At this point in time, the trucking market continues to weaken. This is very concerning for mid-June (normally one of the hottest months in freight). The national spot index 7-day rolling average dropped from $2.07/mile on June 1 to $1.96/mile on June 20th.
Tender rejections have dropped in the past week, hitting a new cycle low of 7.68%. Tender rejections are an indicator of trucking capacity conditions. Declining numbers indicate carriers are losing pricing power, while increasing numbers indicate carriers are gaining pricing power.

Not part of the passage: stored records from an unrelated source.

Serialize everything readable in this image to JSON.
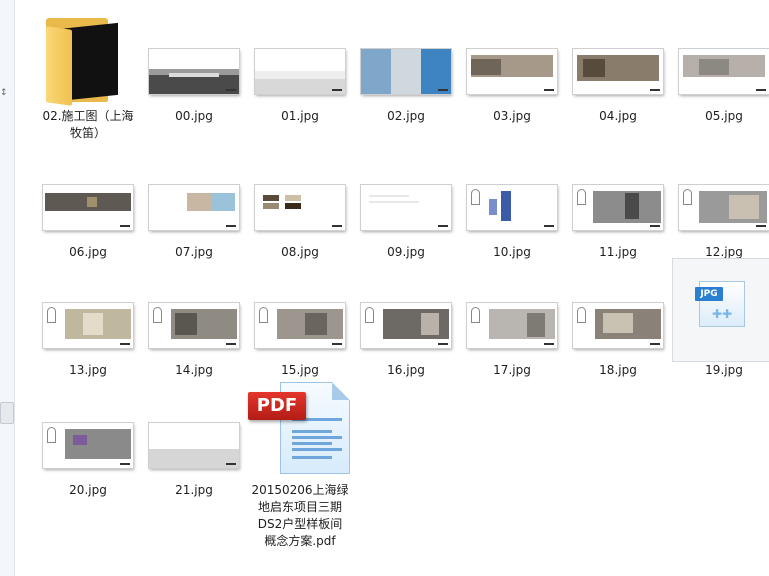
{
  "navigation": {
    "collapsed_glyph": "↕"
  },
  "files": [
    {
      "name": "02.施工图（上海牧笛）",
      "type": "folder",
      "label_lines": [
        "02.施工图（上海",
        "牧笛）"
      ]
    },
    {
      "name": "00.jpg",
      "type": "jpg"
    },
    {
      "name": "01.jpg",
      "type": "jpg"
    },
    {
      "name": "02.jpg",
      "type": "jpg"
    },
    {
      "name": "03.jpg",
      "type": "jpg"
    },
    {
      "name": "04.jpg",
      "type": "jpg"
    },
    {
      "name": "05.jpg",
      "type": "jpg"
    },
    {
      "name": "06.jpg",
      "type": "jpg"
    },
    {
      "name": "07.jpg",
      "type": "jpg"
    },
    {
      "name": "08.jpg",
      "type": "jpg"
    },
    {
      "name": "09.jpg",
      "type": "jpg"
    },
    {
      "name": "10.jpg",
      "type": "jpg"
    },
    {
      "name": "11.jpg",
      "type": "jpg"
    },
    {
      "name": "12.jpg",
      "type": "jpg"
    },
    {
      "name": "13.jpg",
      "type": "jpg"
    },
    {
      "name": "14.jpg",
      "type": "jpg"
    },
    {
      "name": "15.jpg",
      "type": "jpg"
    },
    {
      "name": "16.jpg",
      "type": "jpg"
    },
    {
      "name": "17.jpg",
      "type": "jpg"
    },
    {
      "name": "18.jpg",
      "type": "jpg"
    },
    {
      "name": "19.jpg",
      "type": "jpg",
      "generic_icon": true,
      "icon_tag": "JPG",
      "selected": true
    },
    {
      "name": "20.jpg",
      "type": "jpg"
    },
    {
      "name": "21.jpg",
      "type": "jpg"
    },
    {
      "name": "20150206上海绿地启东项目三期DS2户型样板间概念方案.pdf",
      "type": "pdf",
      "icon_tag": "PDF",
      "label_lines": [
        "20150206上海绿",
        "地启东项目三期",
        "DS2户型样板间",
        "概念方案.pdf"
      ]
    }
  ]
}
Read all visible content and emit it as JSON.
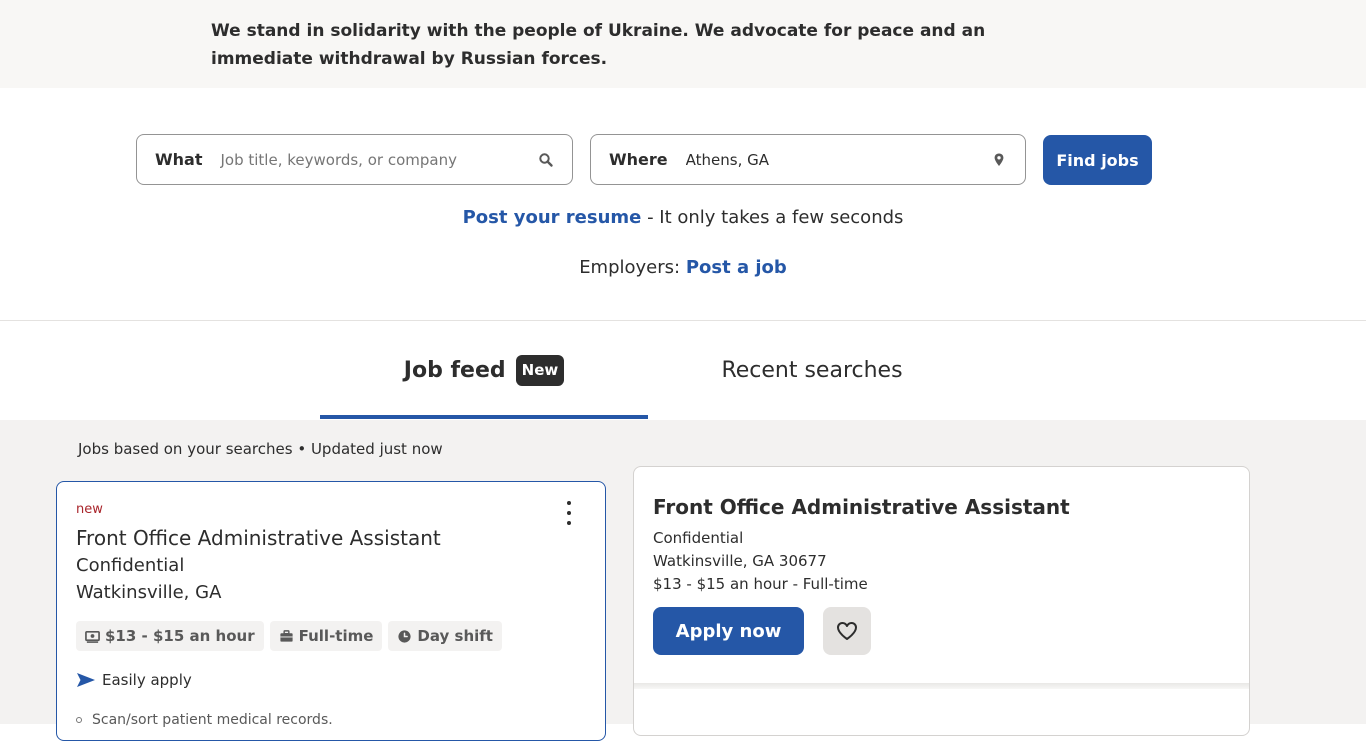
{
  "banner": {
    "text": "We stand in solidarity with the people of Ukraine. We advocate for peace and an immediate withdrawal by Russian forces."
  },
  "search": {
    "what_label": "What",
    "what_placeholder": "Job title, keywords, or company",
    "where_label": "Where",
    "where_value": "Athens, GA",
    "find_button": "Find jobs"
  },
  "resume": {
    "link": "Post your resume",
    "suffix": " - It only takes a few seconds"
  },
  "employers": {
    "prefix": "Employers: ",
    "link": "Post a job"
  },
  "tabs": {
    "job_feed": "Job feed",
    "new_badge": "New",
    "recent_searches": "Recent searches"
  },
  "feed": {
    "status": "Jobs based on your searches • Updated just now"
  },
  "job_card": {
    "tag": "new",
    "title": "Front Office Administrative Assistant",
    "company": "Confidential",
    "location": "Watkinsville, GA",
    "salary": "$13 - $15 an hour",
    "job_type": "Full-time",
    "shift": "Day shift",
    "easy_apply": "Easily apply",
    "snippet": "Scan/sort patient medical records."
  },
  "detail": {
    "title": "Front Office Administrative Assistant",
    "company": "Confidential",
    "location": "Watkinsville, GA 30677",
    "pay": "$13 - $15 an hour  - Full-time",
    "apply_button": "Apply now"
  },
  "colors": {
    "brand_blue": "#2557a7",
    "new_red": "#a9252b",
    "feed_bg": "#f3f2f1"
  }
}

Channel checks are now telling us that less-than-truckload (LTL) carriers (including the top-performing ones) are starting to see a slowdown. LTL is usually the last part of the market to feel a slowdown and the first to feel a recovery. LTL carriers handle smaller shipments from a wider portfolio of customers than truckload carriers, so they have more flexibility in maintaining shipment volumes and asset utilization through the cycle.
LTL is also more exposed to the industrial sector than truckload. We are also hearing that shippers (manufacturers, retailers, CPG, wholesalers) are seeing an acceleration in order cancellations and requests from customers to postpone deliveries.
There’s also a scramble for temporary warehouse space. Existing inventory isn’t selling at the expected prices, forcing companies to find incremental square footage to house newly arriving inventory. Shippers have slowed down moving containers out of the ports, causing container dwell times to lengthen.
Container spot rates continue to drop and should soon drop into negative year-over-year territory. The ocean carriers have far more pricing power than truckers do, but we don’t expect ocean container rate surges; in fact we expect the opposite – rates to continue to fall.
The weekly average of container spot rates from China to the U.S. West Coast has dropped from $15,551 on April 18 to $9,177 on June 16 – a drop of 41% – according to the Freightos Baltic Index.
The daily price updates, which are available to SONAR subscribers, shows that container rates fell from the last weekly update on June 16. The updated overnight spot rate on the China to North America West Coast trade lane on June 20 is $8,965.
Fuel is still a major factor for anyone involved in freight movement. Diesel continues to surge higher and is within spitting distance of $6.00 on a national level ($5.85/gallon).
Diesel powers the industrial economy. Freight, farming, and construction all depend on diesel. As the price of diesel surges, it hurts the cash flow of companies across the economy and makes the Federal Reserve’s job harder in tamping down inflation.
July and August are always slower markets for freight – the so-called ‘summer doldrums.’ The conditions we currently see suggest that carriers should brace for even weaker conditions than normal. The Atlanta Fed’s high-frequency GDP tracker indicates the U.S. economy is already in a recession.
For the freight markets and supply chains, it couldn’t come at a worse time.
Interested in staying on top of what’s happening in the global physical economy? Check out SONAR, which provides the most comprehensive high-frequency supply chain data.